§ **Exercise prompt**: Restate, word for word, every line of the data.

(App and web page records)
- - -

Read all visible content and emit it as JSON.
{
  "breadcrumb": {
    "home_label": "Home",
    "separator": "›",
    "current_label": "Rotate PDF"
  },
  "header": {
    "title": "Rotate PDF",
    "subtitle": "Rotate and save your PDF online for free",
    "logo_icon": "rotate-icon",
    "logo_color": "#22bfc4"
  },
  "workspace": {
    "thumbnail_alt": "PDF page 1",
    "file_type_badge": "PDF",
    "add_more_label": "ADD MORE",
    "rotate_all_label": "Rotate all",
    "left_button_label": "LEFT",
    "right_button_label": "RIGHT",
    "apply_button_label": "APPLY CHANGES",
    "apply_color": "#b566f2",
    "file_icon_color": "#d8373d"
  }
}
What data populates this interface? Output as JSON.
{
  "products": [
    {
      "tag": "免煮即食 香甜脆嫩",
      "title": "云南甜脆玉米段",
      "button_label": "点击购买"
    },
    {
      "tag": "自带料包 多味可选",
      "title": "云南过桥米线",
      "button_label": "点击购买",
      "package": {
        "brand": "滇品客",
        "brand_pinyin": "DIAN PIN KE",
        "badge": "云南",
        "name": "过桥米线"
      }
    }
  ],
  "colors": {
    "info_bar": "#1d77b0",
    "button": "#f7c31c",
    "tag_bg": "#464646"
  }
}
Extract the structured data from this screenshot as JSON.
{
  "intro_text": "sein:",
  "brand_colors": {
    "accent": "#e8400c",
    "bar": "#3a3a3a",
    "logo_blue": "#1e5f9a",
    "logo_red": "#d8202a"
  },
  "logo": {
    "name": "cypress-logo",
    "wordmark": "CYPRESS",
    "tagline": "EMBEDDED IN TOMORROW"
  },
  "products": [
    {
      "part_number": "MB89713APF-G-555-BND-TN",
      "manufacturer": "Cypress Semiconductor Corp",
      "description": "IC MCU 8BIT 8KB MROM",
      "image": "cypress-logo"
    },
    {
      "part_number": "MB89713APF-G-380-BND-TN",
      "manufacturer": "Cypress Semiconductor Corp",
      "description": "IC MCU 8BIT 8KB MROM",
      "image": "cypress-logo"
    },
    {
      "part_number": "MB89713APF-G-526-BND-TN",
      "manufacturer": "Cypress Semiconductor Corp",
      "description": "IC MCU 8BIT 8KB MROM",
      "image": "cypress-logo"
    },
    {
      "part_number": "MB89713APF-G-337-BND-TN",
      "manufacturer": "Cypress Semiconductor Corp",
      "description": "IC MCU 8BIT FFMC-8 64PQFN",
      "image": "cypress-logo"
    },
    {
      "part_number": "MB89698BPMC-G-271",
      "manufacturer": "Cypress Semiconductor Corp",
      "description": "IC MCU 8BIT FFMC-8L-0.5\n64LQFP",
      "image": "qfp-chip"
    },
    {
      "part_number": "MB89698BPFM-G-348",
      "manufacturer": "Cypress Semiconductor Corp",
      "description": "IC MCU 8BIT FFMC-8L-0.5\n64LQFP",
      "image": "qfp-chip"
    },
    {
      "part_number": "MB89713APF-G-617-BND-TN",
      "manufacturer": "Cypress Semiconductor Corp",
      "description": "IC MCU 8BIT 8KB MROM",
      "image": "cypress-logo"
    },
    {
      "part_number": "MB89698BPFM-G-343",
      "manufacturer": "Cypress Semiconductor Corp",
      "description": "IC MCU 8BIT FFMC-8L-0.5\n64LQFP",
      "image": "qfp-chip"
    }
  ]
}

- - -

§ **Reply to the exercise**:
Read all visible content and emit it as JSON.
{
  "breadcrumb": {
    "home_label": "Home",
    "separator": "›",
    "current_label": "Rotate PDF"
  },
  "header": {
    "title": "Rotate PDF",
    "subtitle": "Rotate and save your PDF online for free",
    "logo_icon": "rotate-icon",
    "logo_color": "#22bfc4"
  },
  "workspace": {
    "thumbnail_alt": "PDF page 1",
    "file_type_badge": "PDF",
    "add_more_label": "ADD MORE",
    "rotate_all_label": "Rotate all",
    "left_button_label": "LEFT",
    "right_button_label": "RIGHT",
    "apply_button_label": "APPLY CHANGES",
    "apply_color": "#b566f2",
    "file_icon_color": "#d8373d"
  }
}
What data populates this interface? Output as JSON.
{
  "products": [
    {
      "tag": "免煮即食 香甜脆嫩",
      "title": "云南甜脆玉米段",
      "button_label": "点击购买"
    },
    {
      "tag": "自带料包 多味可选",
      "title": "云南过桥米线",
      "button_label": "点击购买",
      "package": {
        "brand": "滇品客",
        "brand_pinyin": "DIAN PIN KE",
        "badge": "云南",
        "name": "过桥米线"
      }
    }
  ],
  "colors": {
    "info_bar": "#1d77b0",
    "button": "#f7c31c",
    "tag_bg": "#464646"
  }
}
Extract the structured data from this screenshot as JSON.
{
  "intro_text": "sein:",
  "brand_colors": {
    "accent": "#e8400c",
    "bar": "#3a3a3a",
    "logo_blue": "#1e5f9a",
    "logo_red": "#d8202a"
  },
  "logo": {
    "name": "cypress-logo",
    "wordmark": "CYPRESS",
    "tagline": "EMBEDDED IN TOMORROW"
  },
  "products": [
    {
      "part_number": "MB89713APF-G-555-BND-TN",
      "manufacturer": "Cypress Semiconductor Corp",
      "description": "IC MCU 8BIT 8KB MROM",
      "image": "cypress-logo"
    },
    {
      "part_number": "MB89713APF-G-380-BND-TN",
      "manufacturer": "Cypress Semiconductor Corp",
      "description": "IC MCU 8BIT 8KB MROM",
      "image": "cypress-logo"
    },
    {
      "part_number": "MB89713APF-G-526-BND-TN",
      "manufacturer": "Cypress Semiconductor Corp",
      "description": "IC MCU 8BIT 8KB MROM",
      "image": "cypress-logo"
    },
    {
      "part_number": "MB89713APF-G-337-BND-TN",
      "manufacturer": "Cypress Semiconductor Corp",
      "description": "IC MCU 8BIT FFMC-8 64PQFN",
      "image": "cypress-logo"
    },
    {
      "part_number": "MB89698BPMC-G-271",
      "manufacturer": "Cypress Semiconductor Corp",
      "description": "IC MCU 8BIT FFMC-8L-0.5\n64LQFP",
      "image": "qfp-chip"
    },
    {
      "part_number": "MB89698BPFM-G-348",
      "manufacturer": "Cypress Semiconductor Corp",
      "description": "IC MCU 8BIT FFMC-8L-0.5\n64LQFP",
      "image": "qfp-chip"
    },
    {
      "part_number": "MB89713APF-G-617-BND-TN",
      "manufacturer": "Cypress Semiconductor Corp",
      "description": "IC MCU 8BIT 8KB MROM",
      "image": "cypress-logo"
    },
    {
      "part_number": "MB89698BPFM-G-343",
      "manufacturer": "Cypress Semiconductor Corp",
      "description": "IC MCU 8BIT FFMC-8L-0.5\n64LQFP",
      "image": "qfp-chip"
    }
  ]
}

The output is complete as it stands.